Parabolic Antenna: An antenna consisting of a parabolic reflector and a radiating or receiving element at or near its focus. Parabolic antennas are very directive and includes a preliminary source and a parabolic reflector to focus the energy.
PCB: Printed Circuit Board.
Planar Array: An antenna in which all of the elements, both active and parasitic, are in one plane.
Point-to-Point: A communications channel running from one point to another.
Point-to-Multipoint: A communications channel running from one point to several other points.
Polarization: The sense of the wave radiated by an antenna. This can be horizontal, vertical, elliptical or circular (left or right hand circularity) depending on the design and application.

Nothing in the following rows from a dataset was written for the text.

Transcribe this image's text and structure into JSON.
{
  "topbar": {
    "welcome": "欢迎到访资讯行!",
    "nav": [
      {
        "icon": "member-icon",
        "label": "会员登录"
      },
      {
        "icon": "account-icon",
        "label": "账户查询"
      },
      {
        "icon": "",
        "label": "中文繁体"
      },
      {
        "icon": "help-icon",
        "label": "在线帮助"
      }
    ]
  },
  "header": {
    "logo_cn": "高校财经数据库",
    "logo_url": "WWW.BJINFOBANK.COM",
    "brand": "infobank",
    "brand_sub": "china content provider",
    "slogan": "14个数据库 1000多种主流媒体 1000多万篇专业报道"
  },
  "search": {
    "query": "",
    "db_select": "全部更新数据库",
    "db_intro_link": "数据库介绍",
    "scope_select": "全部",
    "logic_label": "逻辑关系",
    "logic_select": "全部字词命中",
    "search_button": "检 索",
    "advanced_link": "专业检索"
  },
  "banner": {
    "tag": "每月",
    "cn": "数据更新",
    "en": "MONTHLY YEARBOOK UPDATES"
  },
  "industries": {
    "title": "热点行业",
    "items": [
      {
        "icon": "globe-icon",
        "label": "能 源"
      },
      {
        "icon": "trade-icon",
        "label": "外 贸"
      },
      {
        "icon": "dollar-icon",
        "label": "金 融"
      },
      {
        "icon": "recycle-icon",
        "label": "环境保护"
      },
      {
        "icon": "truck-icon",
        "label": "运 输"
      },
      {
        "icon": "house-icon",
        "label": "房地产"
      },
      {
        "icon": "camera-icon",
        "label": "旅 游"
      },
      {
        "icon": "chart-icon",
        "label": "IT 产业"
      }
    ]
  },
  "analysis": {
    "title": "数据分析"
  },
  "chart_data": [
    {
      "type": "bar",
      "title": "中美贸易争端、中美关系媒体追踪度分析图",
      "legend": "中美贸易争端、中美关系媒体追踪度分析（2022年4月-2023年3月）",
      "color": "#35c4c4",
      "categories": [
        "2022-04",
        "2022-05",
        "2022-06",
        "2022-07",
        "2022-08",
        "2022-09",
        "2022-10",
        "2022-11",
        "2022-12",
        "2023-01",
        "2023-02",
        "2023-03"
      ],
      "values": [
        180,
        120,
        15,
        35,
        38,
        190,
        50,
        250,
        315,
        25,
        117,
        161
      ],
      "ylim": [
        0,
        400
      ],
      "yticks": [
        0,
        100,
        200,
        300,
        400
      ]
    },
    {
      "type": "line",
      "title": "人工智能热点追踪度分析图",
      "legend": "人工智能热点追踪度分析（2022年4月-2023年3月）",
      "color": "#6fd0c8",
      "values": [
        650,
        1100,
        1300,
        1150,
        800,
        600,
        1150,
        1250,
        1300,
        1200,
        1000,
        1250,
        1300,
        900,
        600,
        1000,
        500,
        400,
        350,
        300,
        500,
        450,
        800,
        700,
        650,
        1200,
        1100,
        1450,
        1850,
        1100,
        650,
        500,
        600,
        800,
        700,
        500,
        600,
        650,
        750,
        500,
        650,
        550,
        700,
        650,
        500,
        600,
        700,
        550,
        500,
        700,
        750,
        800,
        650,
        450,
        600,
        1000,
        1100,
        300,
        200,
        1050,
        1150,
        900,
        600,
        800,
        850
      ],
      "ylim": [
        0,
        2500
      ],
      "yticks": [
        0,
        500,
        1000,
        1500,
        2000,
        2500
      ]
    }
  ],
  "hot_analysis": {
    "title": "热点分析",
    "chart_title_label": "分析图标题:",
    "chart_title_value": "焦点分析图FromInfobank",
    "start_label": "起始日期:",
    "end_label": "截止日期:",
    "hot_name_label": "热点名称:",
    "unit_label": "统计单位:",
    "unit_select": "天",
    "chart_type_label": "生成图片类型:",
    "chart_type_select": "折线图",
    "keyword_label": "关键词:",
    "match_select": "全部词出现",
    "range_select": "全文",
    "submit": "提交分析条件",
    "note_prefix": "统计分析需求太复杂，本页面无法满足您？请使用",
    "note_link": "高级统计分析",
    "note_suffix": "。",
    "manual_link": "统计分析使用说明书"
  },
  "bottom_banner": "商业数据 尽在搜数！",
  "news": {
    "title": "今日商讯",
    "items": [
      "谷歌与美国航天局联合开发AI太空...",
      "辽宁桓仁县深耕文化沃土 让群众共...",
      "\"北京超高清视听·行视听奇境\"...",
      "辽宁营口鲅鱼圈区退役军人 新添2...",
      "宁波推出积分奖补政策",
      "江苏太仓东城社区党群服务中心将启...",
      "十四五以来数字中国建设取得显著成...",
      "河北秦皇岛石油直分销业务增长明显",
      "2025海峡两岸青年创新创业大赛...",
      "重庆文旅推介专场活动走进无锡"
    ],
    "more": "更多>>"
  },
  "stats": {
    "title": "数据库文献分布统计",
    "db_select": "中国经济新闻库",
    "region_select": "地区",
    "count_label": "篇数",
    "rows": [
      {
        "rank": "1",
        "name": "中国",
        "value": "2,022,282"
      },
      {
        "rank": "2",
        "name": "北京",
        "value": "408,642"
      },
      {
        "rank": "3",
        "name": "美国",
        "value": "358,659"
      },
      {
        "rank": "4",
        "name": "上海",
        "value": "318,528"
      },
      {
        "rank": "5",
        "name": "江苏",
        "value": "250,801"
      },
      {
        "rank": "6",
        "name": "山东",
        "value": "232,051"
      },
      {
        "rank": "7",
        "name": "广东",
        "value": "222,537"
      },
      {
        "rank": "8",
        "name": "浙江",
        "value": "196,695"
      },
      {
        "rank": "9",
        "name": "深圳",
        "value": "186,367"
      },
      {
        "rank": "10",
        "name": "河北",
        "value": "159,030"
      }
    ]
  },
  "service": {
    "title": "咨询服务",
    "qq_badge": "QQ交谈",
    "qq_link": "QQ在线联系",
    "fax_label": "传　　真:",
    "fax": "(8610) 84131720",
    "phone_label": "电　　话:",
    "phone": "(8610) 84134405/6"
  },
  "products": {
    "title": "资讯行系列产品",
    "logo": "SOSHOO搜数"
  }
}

Radiation Pattern: The graphical representation of the relative field strength radiated from an antenna in a given plane, plotted against the angular distance from a given reference.
Radiator: A discrete conductor radiating RF energy in an antenna system.
Radome: A typically rigid dielectric cover over the radiating portion of an antenna, and nearly always separated from the radiator by an air gap. A radome (the merger of radar and dome) has the purpose of protecting the radiator from natural weather phenomena and contamination by dirt. It usually includes aerodynamic shaping to minimize wind loading.
Receiver (Rx): An electronic device which enables a particular signal to be separated from all and converts the signal format into a format for video, voice or data.
Relative Antenna Power Gain: The ratio of the average radiation intensity of the test antenna to the average radiation of a reference antenna with all other conditions remaining equal.
RFDC: Radio Frequency Data Communications.
RFID: Radio Frequency IDentification.
RSSi: Received Signal Strength Indicator. Provides a signal for logic circuit processing that is a function of received RF signal strength. RSSI is used both by the switch and the mobile or portable.
Standard Impedance: The nominal impedance associated with the transmission line and test equipment.
Transmission Line: The connecting link allowing the radio frequency energy generated by the radio to be delivered to the antenna. (Coaxial cable, microstrip or coplanar lines in our industry.)
Transmitter : An electronic device consisting of oscillator, modulator and other circuits which produce a radio electromagnetic wave signal for radiation into the atmosphere by an antenna.
Voltage Standing Wave Ratio (VSWR): VSWR of the antenna is the ratio of the maximum to minimum values of voltage in the standing wave pattern appearing along a lossless 50 Ohms transmission line with an antenna as the load.